Now, before you can move on to the actual download and setup of the WordPress software, you will need to make one minor tweak to your new server software in the manner of adding a database to it for said software to work with.
On the localhost homepage, click on the link phpMyAdmin:
On the page that follows, click on the menu tab that says “Databases”:
In the window that follows, at the very top, there will be a section that says “Create Databases”. The WordPress installer will assume that the name of the database it needs to connect to is called: wordpress. If you’re fine with that default, then just enter that. If you’d prefer to call it something else, put that name in, and take note of it for later:
As for the window right next to it that will say ‘collation’, click the window tab and scroll down until you reach the selection: utf8_general_ci. After that, click ‘Create’, and you will have done all that you need to do with the PHP admin backend for the purposes of this setup.
The WordPress Install
Here is where we get to the “WordPress” part of this “WordPress Installation”.
For this, you will need a copy of the latest software version. Earlier, it was mentioned that one reason you may have for going through all of this is due to the possibility that you have intermittent, at best, internet service at home. This step doesn’t need to be completed from your computer of choice.
Just goto WordPress.org, somewhere and somehow, and click the “Download” button for the latest version of their software:
It will be an archive that you will need to extract. Once you get it to your desktop and do that, you will have a folder who’s contents, at some level, will contain the following:
Now you need to check back to where you “told” MAMP that your website root would be. IF you left it at the default, then its C:/MAMP/htdocs. You will take all of the files in the window above and copy (or move) them into that folder:
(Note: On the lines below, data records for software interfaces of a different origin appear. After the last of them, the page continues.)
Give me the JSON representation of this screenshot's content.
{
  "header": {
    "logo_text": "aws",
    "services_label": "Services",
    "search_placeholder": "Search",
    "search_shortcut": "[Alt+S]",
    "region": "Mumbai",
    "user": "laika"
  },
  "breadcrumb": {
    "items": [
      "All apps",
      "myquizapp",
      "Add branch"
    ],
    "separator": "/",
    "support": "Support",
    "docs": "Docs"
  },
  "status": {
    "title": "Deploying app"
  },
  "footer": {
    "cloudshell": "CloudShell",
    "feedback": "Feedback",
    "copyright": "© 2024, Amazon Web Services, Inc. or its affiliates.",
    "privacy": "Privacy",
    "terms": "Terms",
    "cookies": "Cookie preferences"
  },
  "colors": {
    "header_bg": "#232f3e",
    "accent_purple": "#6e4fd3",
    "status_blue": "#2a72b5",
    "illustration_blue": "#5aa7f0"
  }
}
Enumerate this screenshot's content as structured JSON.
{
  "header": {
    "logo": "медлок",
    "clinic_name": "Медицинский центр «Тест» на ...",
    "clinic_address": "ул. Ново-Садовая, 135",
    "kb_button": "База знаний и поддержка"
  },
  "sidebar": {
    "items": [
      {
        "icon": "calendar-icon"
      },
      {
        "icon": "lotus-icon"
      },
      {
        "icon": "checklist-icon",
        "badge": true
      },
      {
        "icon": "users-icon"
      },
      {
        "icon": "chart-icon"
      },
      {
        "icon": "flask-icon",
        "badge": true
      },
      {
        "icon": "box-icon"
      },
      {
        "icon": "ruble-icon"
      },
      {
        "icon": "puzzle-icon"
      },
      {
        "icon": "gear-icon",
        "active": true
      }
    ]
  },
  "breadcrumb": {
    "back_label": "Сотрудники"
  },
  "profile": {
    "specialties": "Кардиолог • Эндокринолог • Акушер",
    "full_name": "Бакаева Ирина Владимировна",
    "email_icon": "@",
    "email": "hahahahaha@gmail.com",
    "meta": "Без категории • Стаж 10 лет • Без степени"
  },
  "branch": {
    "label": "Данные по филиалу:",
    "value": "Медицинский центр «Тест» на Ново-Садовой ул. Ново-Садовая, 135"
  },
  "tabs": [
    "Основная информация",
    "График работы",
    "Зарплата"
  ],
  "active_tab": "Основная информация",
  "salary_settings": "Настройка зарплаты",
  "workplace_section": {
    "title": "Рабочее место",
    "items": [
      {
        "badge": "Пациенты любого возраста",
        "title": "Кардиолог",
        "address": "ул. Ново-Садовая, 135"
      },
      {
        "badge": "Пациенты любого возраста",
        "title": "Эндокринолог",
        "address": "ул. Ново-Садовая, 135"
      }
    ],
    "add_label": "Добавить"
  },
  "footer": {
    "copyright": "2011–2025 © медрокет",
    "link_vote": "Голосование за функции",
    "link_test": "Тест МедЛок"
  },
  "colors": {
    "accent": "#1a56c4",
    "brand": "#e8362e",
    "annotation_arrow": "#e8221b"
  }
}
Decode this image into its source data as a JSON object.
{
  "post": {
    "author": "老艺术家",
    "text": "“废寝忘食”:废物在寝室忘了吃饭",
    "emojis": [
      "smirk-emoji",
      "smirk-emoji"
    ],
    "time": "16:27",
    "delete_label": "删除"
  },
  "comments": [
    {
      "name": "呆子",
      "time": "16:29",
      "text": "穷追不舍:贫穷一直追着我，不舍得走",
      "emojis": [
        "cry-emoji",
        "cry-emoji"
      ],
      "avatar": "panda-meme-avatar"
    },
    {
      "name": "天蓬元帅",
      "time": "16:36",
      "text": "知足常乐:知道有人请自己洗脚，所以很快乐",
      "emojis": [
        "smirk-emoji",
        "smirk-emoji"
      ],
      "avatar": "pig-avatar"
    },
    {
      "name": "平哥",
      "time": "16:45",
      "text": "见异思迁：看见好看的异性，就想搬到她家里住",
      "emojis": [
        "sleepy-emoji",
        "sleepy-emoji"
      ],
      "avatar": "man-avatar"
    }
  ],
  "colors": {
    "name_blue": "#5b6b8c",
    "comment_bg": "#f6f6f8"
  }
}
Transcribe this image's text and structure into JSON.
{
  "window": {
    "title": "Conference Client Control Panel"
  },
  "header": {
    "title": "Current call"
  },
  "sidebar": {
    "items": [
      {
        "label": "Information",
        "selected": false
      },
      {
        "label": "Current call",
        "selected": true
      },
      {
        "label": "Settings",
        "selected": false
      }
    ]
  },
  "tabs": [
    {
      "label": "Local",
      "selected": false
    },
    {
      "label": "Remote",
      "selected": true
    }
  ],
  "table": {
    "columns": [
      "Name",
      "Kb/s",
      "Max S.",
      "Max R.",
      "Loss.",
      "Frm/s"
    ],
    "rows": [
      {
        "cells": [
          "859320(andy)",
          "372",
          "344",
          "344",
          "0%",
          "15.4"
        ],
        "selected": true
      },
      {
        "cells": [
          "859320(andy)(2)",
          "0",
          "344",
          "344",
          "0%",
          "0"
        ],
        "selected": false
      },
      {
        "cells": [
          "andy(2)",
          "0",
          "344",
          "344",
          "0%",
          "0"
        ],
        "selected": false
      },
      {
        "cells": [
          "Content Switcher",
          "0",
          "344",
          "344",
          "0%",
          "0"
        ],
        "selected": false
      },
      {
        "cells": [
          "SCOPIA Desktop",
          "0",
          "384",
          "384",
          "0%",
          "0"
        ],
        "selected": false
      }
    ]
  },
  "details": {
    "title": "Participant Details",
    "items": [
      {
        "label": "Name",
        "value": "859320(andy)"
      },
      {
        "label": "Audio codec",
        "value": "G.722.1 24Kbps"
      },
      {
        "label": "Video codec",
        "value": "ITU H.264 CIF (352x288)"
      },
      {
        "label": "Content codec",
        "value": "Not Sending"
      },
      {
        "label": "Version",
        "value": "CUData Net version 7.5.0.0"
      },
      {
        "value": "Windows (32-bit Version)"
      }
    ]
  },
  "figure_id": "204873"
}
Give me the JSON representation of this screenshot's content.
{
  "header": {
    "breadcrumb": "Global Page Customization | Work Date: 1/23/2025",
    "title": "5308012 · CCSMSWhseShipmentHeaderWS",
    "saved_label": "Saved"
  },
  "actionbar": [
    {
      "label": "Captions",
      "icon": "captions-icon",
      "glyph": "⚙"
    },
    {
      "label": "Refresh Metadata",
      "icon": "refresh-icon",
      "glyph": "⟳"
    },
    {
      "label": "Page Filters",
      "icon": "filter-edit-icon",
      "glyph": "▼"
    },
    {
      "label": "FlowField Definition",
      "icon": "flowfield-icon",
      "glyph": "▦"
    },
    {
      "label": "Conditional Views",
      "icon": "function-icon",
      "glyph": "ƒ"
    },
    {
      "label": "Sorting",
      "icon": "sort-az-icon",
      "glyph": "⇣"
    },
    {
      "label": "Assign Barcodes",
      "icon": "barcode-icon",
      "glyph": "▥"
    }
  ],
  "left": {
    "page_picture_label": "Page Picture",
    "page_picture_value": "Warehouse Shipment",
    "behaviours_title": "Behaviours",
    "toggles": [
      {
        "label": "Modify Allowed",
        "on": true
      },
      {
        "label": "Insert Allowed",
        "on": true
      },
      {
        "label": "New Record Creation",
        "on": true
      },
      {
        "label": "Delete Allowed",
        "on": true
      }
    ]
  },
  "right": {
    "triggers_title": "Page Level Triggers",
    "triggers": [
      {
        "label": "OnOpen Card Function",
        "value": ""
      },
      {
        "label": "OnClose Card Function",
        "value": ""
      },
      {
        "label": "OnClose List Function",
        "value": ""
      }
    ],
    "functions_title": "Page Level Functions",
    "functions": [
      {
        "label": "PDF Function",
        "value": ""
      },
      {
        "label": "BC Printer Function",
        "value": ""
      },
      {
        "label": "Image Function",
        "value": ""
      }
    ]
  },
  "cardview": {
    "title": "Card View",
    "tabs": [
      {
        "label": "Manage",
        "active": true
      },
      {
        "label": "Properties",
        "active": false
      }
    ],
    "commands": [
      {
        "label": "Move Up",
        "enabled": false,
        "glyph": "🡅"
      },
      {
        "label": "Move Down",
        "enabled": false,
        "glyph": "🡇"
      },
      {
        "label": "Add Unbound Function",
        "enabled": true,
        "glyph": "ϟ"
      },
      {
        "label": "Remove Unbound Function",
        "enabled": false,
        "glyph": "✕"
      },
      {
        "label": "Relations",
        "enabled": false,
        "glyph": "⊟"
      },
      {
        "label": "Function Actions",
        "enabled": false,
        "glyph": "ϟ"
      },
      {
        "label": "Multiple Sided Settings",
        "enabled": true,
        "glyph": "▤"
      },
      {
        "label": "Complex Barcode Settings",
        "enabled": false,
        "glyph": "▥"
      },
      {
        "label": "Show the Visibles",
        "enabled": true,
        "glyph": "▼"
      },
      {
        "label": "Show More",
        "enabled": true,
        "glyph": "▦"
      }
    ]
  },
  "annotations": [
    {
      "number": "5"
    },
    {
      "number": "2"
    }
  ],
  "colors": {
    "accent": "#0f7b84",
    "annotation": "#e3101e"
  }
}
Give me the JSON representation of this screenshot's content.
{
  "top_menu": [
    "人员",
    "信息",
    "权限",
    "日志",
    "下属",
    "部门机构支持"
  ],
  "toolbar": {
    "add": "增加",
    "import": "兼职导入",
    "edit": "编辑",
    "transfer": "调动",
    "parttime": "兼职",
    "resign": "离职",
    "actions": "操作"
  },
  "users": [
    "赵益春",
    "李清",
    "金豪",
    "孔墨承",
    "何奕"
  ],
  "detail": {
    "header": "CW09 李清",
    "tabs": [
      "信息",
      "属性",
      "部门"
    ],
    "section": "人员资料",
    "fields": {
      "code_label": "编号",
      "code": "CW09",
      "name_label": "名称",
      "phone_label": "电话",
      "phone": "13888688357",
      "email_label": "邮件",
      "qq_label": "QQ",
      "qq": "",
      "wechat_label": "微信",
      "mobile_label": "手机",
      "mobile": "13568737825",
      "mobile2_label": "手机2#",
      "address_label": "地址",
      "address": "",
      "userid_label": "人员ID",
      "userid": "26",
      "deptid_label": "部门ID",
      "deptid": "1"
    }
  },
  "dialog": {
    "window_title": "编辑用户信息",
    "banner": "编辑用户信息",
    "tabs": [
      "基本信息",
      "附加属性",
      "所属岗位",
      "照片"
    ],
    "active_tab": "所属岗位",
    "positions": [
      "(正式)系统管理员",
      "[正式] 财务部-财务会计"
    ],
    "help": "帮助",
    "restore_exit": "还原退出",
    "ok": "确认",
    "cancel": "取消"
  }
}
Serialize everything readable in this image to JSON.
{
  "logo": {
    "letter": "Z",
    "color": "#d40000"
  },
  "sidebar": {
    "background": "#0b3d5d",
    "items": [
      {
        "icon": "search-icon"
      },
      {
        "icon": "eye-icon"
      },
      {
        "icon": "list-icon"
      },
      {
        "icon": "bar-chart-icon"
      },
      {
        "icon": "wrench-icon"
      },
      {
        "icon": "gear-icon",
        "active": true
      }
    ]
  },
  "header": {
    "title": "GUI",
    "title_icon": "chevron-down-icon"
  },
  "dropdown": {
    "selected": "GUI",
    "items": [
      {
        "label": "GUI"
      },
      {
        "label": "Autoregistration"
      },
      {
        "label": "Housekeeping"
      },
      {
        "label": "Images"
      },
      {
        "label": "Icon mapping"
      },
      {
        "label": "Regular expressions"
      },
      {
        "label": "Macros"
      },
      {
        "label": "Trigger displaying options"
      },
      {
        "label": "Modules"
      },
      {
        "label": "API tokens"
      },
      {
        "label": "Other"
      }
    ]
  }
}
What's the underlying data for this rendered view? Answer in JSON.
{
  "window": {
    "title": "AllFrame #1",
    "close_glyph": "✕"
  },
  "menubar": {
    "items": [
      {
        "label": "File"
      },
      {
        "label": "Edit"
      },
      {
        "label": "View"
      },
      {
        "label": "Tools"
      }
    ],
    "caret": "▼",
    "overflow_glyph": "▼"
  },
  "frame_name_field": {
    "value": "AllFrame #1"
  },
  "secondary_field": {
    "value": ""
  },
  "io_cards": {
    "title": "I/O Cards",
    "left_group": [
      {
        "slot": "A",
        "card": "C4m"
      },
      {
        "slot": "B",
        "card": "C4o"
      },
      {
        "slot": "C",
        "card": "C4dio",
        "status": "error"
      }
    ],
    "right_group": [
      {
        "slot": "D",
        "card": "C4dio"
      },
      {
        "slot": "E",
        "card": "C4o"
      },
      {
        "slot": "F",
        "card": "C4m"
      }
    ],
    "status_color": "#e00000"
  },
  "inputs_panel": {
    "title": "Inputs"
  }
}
Once that’s done, bring up your web browser of choice and try: http://localhost. If you see the following:
Then you are now in the home stretch of having your local WordPress site setup.
Before you dive in, make sure you have handy the following information that you took note of from the local MAMP homepage earlier:
- The Database Host Name – localhost
- The Username / Password – root / root
- The Database Name – wordpress
- Unless you came up with a different name when you were creating the database earlier
The window below, about two setup screens in, is where you will put all of this information in at (the “Table Prefix” part you can leave alone):
Once you do that and click ‘Submit’, the program will spin its wheels a bit and you should get the following:
Afterwards, you will just need to personalize some of the information about your new website. Mind you, none of this is being “set in stone” anywhere so don’t agonize over it too much:
If you’re then greeted, afterwards, with this page:
Then your server/page setup trials are over.
If you checkout http://localhost one last time, you should see this (or something similar):
This is your new, local, WordPress site.
Kicking The Tires
The admin section of your site can be found at http://localhost/wp-admin.
Here you will use the login and password you created in the final step of the WordPress setup. That will get you to this window:
From here you can add pages, posts, menu items, and the like. Many WP pages live and die by their choice of combinations in Plugins. Even though the site itself is local, whenever your “server” has a network connection, you can drop in on this section and start finding things to play around with there.
By this point, you should have your head well wrapped around how to get a site going by some means. In the final part of this series, we’ll be looking at the next-to-last frontier of getting a WordPress site up with a full-on hosting company. Ill tell you what to look for, what to look out for, and name drop some of the bigger players in the market.
P.S.: The LAST “Frontier”, as far as this matter would go, would be setting up and configuring your own, fully functional and live, web server and side-stepping the hosting companies altogether. However, that could be easily an entire post series in and of itself.